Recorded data
*** Block opens ***
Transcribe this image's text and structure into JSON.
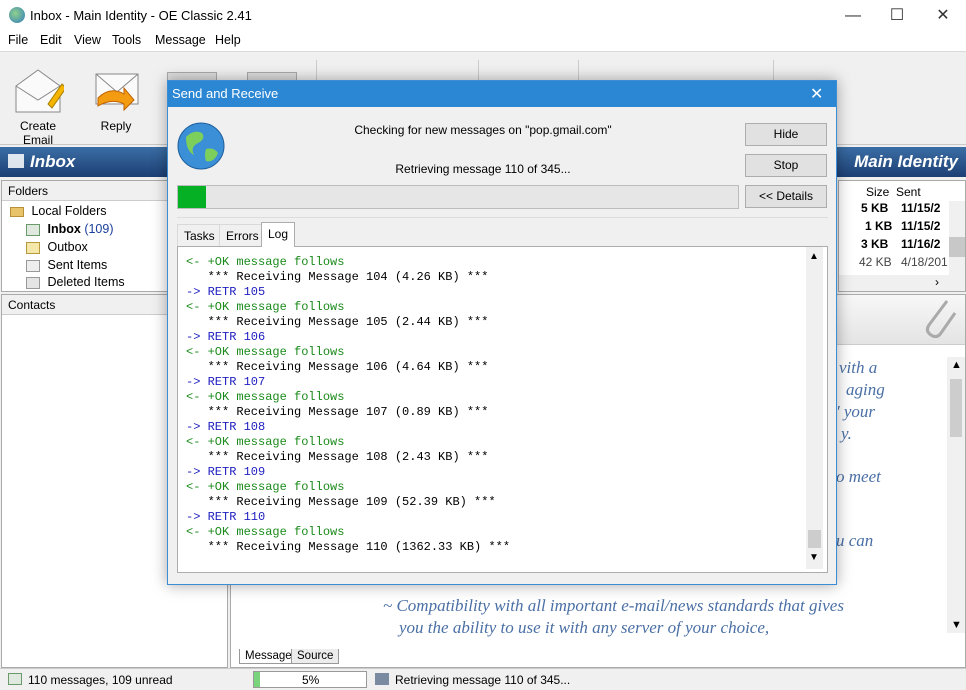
{
  "window": {
    "title": "Inbox - Main Identity - OE Classic 2.41"
  },
  "menu": [
    "File",
    "Edit",
    "View",
    "Tools",
    "Message",
    "Help"
  ],
  "toolbar": {
    "create_email": "Create Email",
    "reply": "Reply"
  },
  "banner": {
    "folder": "Inbox",
    "identity": "Main Identity"
  },
  "folders": {
    "header": "Folders",
    "root": "Local Folders",
    "items": [
      {
        "name": "Inbox",
        "count": "(109)"
      },
      {
        "name": "Outbox",
        "count": ""
      },
      {
        "name": "Sent Items",
        "count": ""
      },
      {
        "name": "Deleted Items",
        "count": ""
      }
    ]
  },
  "contacts": {
    "header": "Contacts"
  },
  "message_list": {
    "columns": [
      "Size",
      "Sent"
    ],
    "rows": [
      {
        "size": "5 KB",
        "sent": "11/15/2"
      },
      {
        "size": "1 KB",
        "sent": "11/15/2"
      },
      {
        "size": "3 KB",
        "sent": "11/16/2"
      },
      {
        "size": "42 KB",
        "sent": "4/18/201"
      }
    ]
  },
  "preview": {
    "fragments": [
      "vith a",
      "aging",
      "' your",
      "y.",
      "o meet",
      "u can"
    ],
    "line1": "~ Compatibility with all important e-mail/news standards that gives",
    "line2": "you the ability to use it with any server of your choice,",
    "tabs": [
      "Message",
      "Source"
    ]
  },
  "statusbar": {
    "messages": "110 messages, 109 unread",
    "percent": "5%",
    "status": "Retrieving message 110 of 345..."
  },
  "dialog": {
    "title": "Send and Receive",
    "checking": "Checking for new messages on \"pop.gmail.com\"",
    "retrieving": "Retrieving message 110 of 345...",
    "progress": 0.05,
    "buttons": {
      "hide": "Hide",
      "stop": "Stop",
      "details": "<< Details"
    },
    "tabs": [
      "Tasks",
      "Errors",
      "Log"
    ],
    "log": [
      {
        "t": "in",
        "text": "<- +OK message follows"
      },
      {
        "t": "info",
        "text": "   *** Receiving Message 104 (4.26 KB) ***"
      },
      {
        "t": "out",
        "text": "-> RETR 105"
      },
      {
        "t": "in",
        "text": "<- +OK message follows"
      },
      {
        "t": "info",
        "text": "   *** Receiving Message 105 (2.44 KB) ***"
      },
      {
        "t": "out",
        "text": "-> RETR 106"
      },
      {
        "t": "in",
        "text": "<- +OK message follows"
      },
      {
        "t": "info",
        "text": "   *** Receiving Message 106 (4.64 KB) ***"
      },
      {
        "t": "out",
        "text": "-> RETR 107"
      },
      {
        "t": "in",
        "text": "<- +OK message follows"
      },
      {
        "t": "info",
        "text": "   *** Receiving Message 107 (0.89 KB) ***"
      },
      {
        "t": "out",
        "text": "-> RETR 108"
      },
      {
        "t": "in",
        "text": "<- +OK message follows"
      },
      {
        "t": "info",
        "text": "   *** Receiving Message 108 (2.43 KB) ***"
      },
      {
        "t": "out",
        "text": "-> RETR 109"
      },
      {
        "t": "in",
        "text": "<- +OK message follows"
      },
      {
        "t": "info",
        "text": "   *** Receiving Message 109 (52.39 KB) ***"
      },
      {
        "t": "out",
        "text": "-> RETR 110"
      },
      {
        "t": "in",
        "text": "<- +OK message follows"
      },
      {
        "t": "info",
        "text": "   *** Receiving Message 110 (1362.33 KB) ***"
      }
    ]
  }
}
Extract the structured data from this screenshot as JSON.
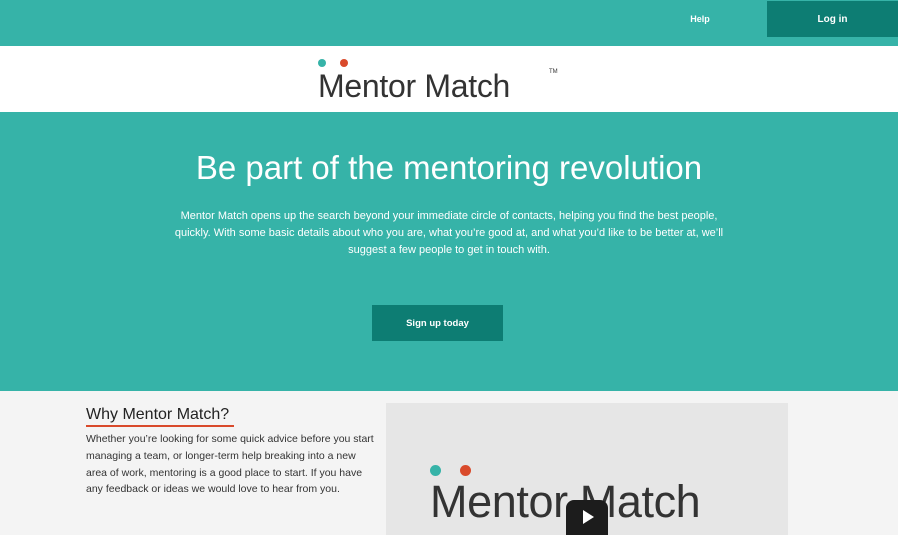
{
  "header": {
    "help_label": "Help",
    "login_label": "Log in",
    "background_color": "#36b3a8",
    "button_color": "#0d7d73"
  },
  "brand": {
    "logo_text": "Mentor Match",
    "trademark": "TM",
    "dot_colors": [
      "#36b3a8",
      "#d94a2b"
    ]
  },
  "hero": {
    "title": "Be part of the mentoring revolution",
    "description": "Mentor Match opens up the search beyond your immediate circle of contacts, helping you find the best people, quickly. With some basic details about who you are, what you’re good at, and what you’d like to be better at, we’ll suggest a few people to get in touch with.",
    "cta_label": "Sign up today"
  },
  "why": {
    "heading": "Why Mentor Match?",
    "body": "Whether you’re looking for some quick advice before you start managing a team, or longer-term help breaking into a new area of work, mentoring is a good place to start. If you have any feedback or ideas we would love to hear from you.",
    "underline_color": "#d94a2b"
  },
  "video": {
    "logo_text": "Mentor Match",
    "play_icon": "play-icon"
  }
}
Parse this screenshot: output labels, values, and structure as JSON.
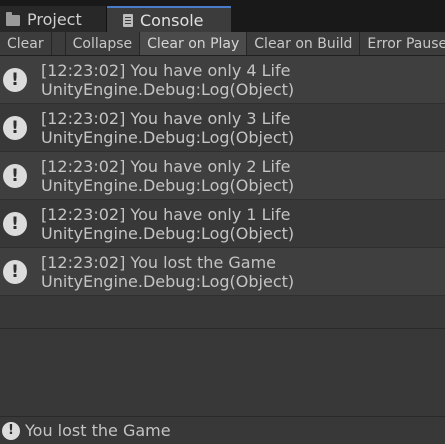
{
  "tabs": [
    {
      "label": "Project",
      "icon": "folder-icon"
    },
    {
      "label": "Console",
      "icon": "console-icon",
      "active": true
    }
  ],
  "toolbar": {
    "clear": "Clear",
    "collapse": "Collapse",
    "clear_on_play": "Clear on Play",
    "clear_on_build": "Clear on Build",
    "error_pause": "Error Pause"
  },
  "logs": [
    {
      "message": "[12:23:02] You have only 4 Life",
      "detail": "UnityEngine.Debug:Log(Object)",
      "icon": "info-icon"
    },
    {
      "message": "[12:23:02] You have only 3 Life",
      "detail": "UnityEngine.Debug:Log(Object)",
      "icon": "info-icon"
    },
    {
      "message": "[12:23:02] You have only 2 Life",
      "detail": "UnityEngine.Debug:Log(Object)",
      "icon": "info-icon"
    },
    {
      "message": "[12:23:02] You have only 1 Life",
      "detail": "UnityEngine.Debug:Log(Object)",
      "icon": "info-icon"
    },
    {
      "message": "[12:23:02] You lost the Game",
      "detail": "UnityEngine.Debug:Log(Object)",
      "icon": "info-icon"
    }
  ],
  "statusbar": {
    "message": "You lost the Game",
    "icon": "info-icon"
  },
  "colors": {
    "tab_accent": "#4a7bc8",
    "background": "#383838",
    "row_alt": "#3f3f3f"
  }
}
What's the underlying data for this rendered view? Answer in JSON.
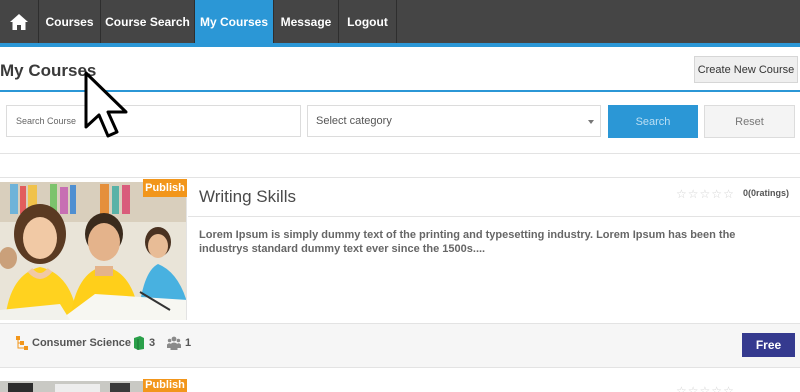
{
  "nav": {
    "home_icon": "home-icon",
    "items": [
      {
        "label": "Courses"
      },
      {
        "label": "Course Search"
      },
      {
        "label": "My Courses",
        "active": true
      },
      {
        "label": "Message"
      },
      {
        "label": "Logout"
      }
    ]
  },
  "colors": {
    "accent": "#2b97d6",
    "nav_bg": "#454545",
    "badge": "#f2961b",
    "free": "#353a8f"
  },
  "page": {
    "title": "My Courses",
    "create_label": "Create New Course"
  },
  "filters": {
    "search_placeholder": "Search Course",
    "category_placeholder": "Select category",
    "search_label": "Search",
    "reset_label": "Reset"
  },
  "courses": [
    {
      "status": "Publish",
      "title": "Writing Skills",
      "rating_stars": 0,
      "ratings_text": "0(0ratings)",
      "description": "Lorem Ipsum is simply dummy text of the printing and typesetting industry. Lorem Ipsum has been the industrys standard dummy text ever since the 1500s....",
      "category": "Consumer Science",
      "lessons": "3",
      "students": "1",
      "price": "Free"
    },
    {
      "status": "Publish"
    }
  ]
}
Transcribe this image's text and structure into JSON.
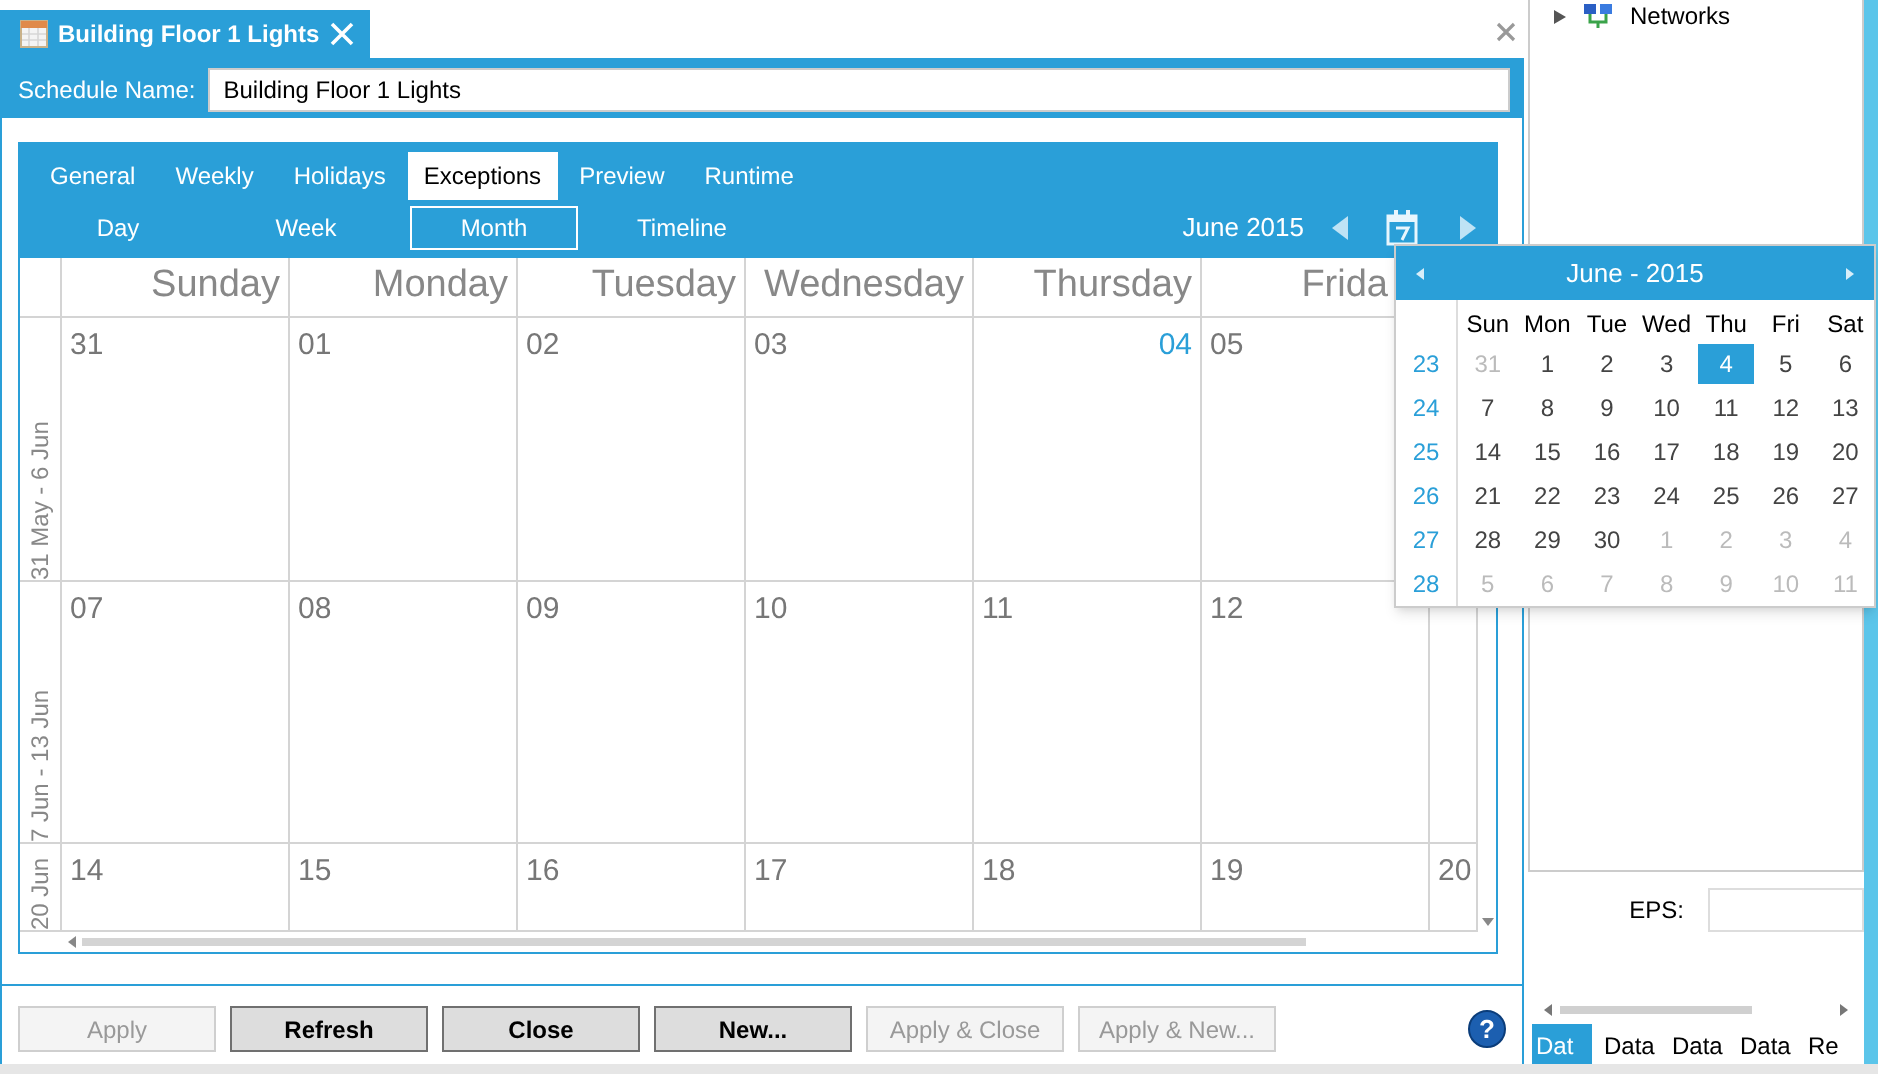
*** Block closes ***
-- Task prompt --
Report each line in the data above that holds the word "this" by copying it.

-- Task response --
Transcribe this image's text and structure into JSON.
Extract the structured data from this screenshot as JSON.
Parse this screenshot: output labels, values, and structure as JSON.
What's the underlying data for this rendered view? Answer in JSON.
Transcribe this image's text and structure into JSON.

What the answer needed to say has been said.